Directions: Please restate every record below word for word.

+--

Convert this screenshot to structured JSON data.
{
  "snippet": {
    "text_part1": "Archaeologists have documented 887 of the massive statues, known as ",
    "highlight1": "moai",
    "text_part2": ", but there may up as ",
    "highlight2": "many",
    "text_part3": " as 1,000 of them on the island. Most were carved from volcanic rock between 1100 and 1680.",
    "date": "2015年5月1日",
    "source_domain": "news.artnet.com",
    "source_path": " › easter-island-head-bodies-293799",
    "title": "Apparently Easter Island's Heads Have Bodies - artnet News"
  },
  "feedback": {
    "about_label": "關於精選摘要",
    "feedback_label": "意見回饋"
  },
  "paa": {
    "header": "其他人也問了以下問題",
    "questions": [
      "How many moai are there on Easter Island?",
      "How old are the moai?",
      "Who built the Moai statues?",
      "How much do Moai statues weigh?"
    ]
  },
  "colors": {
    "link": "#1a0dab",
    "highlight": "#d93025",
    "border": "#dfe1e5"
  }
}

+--

Finished task:
Convert this screenshot to structured JSON data.
{
  "snippet": {
    "text_part1": "Archaeologists have documented 887 of the massive statues, known as ",
    "highlight1": "moai",
    "text_part2": ", but there may up as ",
    "highlight2": "many",
    "text_part3": " as 1,000 of them on the island. Most were carved from volcanic rock between 1100 and 1680.",
    "date": "2015年5月1日",
    "source_domain": "news.artnet.com",
    "source_path": " › easter-island-head-bodies-293799",
    "title": "Apparently Easter Island's Heads Have Bodies - artnet News"
  },
  "feedback": {
    "about_label": "關於精選摘要",
    "feedback_label": "意見回饋"
  },
  "paa": {
    "header": "其他人也問了以下問題",
    "questions": [
      "How many moai are there on Easter Island?",
      "How old are the moai?",
      "Who built the Moai statues?",
      "How much do Moai statues weigh?"
    ]
  },
  "colors": {
    "link": "#1a0dab",
    "highlight": "#d93025",
    "border": "#dfe1e5"
  }
}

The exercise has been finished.